→ **Assignment**:
Below are the records. Reproduce the line that contains "What data populates" and every line after it to the end, exactly and alone.

→ **Dataset rows describing interfaces**:
=== Section Start ===

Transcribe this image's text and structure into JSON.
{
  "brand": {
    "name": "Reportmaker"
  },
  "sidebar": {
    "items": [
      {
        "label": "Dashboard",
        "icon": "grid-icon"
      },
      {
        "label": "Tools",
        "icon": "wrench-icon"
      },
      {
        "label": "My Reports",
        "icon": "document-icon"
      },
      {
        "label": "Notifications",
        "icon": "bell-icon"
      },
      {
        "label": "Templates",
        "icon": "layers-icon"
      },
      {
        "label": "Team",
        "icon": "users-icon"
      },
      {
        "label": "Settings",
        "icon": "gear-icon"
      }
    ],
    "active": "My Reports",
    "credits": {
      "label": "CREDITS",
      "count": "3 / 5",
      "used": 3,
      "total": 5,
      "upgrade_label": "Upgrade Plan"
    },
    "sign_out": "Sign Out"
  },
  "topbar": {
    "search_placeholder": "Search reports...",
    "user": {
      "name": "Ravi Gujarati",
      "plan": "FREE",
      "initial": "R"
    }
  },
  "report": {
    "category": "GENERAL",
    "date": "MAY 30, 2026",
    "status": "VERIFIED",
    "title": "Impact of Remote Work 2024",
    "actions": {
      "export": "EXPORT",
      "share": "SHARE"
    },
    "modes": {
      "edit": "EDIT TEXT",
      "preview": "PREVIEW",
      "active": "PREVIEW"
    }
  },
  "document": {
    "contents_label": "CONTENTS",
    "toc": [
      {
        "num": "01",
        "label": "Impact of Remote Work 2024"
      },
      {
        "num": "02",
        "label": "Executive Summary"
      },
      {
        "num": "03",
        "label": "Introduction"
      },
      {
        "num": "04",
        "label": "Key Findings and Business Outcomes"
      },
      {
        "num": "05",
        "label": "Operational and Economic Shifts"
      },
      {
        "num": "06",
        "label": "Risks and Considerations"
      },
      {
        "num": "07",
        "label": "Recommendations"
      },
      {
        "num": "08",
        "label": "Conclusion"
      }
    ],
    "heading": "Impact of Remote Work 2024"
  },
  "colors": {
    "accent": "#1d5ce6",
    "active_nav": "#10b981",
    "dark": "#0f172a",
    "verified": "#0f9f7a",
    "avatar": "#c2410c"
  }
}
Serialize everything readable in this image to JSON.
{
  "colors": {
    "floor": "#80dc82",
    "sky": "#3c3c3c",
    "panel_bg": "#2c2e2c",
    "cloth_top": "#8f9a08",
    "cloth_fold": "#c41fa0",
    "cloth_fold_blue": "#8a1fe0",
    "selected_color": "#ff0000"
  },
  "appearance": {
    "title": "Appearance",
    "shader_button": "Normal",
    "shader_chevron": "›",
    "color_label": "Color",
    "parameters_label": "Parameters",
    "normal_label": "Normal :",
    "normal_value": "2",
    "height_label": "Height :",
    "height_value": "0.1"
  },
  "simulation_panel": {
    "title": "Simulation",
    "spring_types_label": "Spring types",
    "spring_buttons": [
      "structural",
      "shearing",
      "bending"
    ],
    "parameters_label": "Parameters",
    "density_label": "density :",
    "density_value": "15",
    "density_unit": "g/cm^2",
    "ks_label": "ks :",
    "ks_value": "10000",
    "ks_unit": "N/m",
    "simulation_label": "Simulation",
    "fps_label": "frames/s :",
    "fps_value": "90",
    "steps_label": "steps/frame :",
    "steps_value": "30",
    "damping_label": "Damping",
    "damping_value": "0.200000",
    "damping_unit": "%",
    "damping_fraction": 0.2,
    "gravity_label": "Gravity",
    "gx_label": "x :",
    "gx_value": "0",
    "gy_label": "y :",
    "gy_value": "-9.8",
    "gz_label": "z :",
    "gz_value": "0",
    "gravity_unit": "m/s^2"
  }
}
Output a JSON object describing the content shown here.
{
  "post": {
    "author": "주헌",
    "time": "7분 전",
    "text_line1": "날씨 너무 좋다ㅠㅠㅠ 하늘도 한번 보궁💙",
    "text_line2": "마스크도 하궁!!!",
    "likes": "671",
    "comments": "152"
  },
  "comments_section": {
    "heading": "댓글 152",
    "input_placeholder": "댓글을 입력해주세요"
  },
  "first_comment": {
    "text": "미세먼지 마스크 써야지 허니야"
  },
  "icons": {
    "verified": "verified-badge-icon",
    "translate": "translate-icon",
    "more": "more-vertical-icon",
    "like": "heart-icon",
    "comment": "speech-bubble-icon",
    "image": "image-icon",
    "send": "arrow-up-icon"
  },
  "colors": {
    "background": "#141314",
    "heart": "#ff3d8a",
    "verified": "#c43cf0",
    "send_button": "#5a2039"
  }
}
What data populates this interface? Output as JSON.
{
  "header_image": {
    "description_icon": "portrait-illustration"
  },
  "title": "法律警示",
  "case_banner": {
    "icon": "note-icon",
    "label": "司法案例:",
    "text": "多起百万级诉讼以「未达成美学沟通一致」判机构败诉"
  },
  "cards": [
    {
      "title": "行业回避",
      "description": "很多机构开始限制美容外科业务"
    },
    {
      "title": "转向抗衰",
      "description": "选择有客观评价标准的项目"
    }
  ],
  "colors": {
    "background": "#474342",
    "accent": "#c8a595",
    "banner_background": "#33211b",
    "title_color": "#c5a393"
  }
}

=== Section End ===

→ **Exercise response**:
What data populates this interface? Output as JSON.
{
  "header_image": {
    "description_icon": "portrait-illustration"
  },
  "title": "法律警示",
  "case_banner": {
    "icon": "note-icon",
    "label": "司法案例:",
    "text": "多起百万级诉讼以「未达成美学沟通一致」判机构败诉"
  },
  "cards": [
    {
      "title": "行业回避",
      "description": "很多机构开始限制美容外科业务"
    },
    {
      "title": "转向抗衰",
      "description": "选择有客观评价标准的项目"
    }
  ],
  "colors": {
    "background": "#474342",
    "accent": "#c8a595",
    "banner_background": "#33211b",
    "title_color": "#c5a393"
  }
}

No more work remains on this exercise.